Locate every line in the material below that has the word "site". Copy each of those lines.

────────────────────────────────────────

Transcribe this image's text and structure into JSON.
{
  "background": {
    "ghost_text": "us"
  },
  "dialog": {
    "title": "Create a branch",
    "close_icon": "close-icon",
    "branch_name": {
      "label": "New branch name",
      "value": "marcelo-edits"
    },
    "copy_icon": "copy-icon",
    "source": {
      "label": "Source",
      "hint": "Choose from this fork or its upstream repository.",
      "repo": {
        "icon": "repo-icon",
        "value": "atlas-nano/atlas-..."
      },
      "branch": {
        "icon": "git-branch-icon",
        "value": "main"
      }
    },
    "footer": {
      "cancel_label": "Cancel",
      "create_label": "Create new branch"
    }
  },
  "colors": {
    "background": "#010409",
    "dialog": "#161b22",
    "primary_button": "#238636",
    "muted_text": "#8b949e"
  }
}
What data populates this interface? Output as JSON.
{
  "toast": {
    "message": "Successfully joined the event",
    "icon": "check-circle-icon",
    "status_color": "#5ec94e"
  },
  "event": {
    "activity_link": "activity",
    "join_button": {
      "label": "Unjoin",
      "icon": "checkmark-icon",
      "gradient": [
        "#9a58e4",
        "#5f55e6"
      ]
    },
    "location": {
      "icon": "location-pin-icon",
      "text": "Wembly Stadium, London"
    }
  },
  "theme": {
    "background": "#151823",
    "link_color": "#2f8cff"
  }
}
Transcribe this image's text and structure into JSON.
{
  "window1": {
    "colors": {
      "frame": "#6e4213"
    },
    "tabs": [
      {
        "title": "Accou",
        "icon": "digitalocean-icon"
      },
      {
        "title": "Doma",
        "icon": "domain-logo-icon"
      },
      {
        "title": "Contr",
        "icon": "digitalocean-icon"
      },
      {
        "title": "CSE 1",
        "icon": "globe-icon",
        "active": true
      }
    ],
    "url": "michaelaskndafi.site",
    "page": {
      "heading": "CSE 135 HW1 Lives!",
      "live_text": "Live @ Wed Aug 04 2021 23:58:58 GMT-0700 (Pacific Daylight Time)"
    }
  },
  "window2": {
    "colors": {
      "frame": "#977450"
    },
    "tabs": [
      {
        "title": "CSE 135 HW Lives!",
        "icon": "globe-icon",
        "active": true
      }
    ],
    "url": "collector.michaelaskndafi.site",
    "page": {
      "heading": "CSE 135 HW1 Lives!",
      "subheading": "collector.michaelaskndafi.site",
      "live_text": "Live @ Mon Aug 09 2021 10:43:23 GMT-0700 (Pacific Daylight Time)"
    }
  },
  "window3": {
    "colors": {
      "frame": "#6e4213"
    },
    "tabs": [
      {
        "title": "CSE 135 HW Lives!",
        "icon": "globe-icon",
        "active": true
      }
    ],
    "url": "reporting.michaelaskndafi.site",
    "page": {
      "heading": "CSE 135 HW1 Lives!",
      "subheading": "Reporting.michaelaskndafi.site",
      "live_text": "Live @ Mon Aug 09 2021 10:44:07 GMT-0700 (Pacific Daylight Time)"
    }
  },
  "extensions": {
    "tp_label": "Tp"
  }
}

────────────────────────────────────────

**Task solution**
    "url": "michaelaskndafi.site",
    "url": "collector.michaelaskndafi.site",
      "subheading": "collector.michaelaskndafi.site",
    "url": "reporting.michaelaskndafi.site",
      "subheading": "Reporting.michaelaskndafi.site",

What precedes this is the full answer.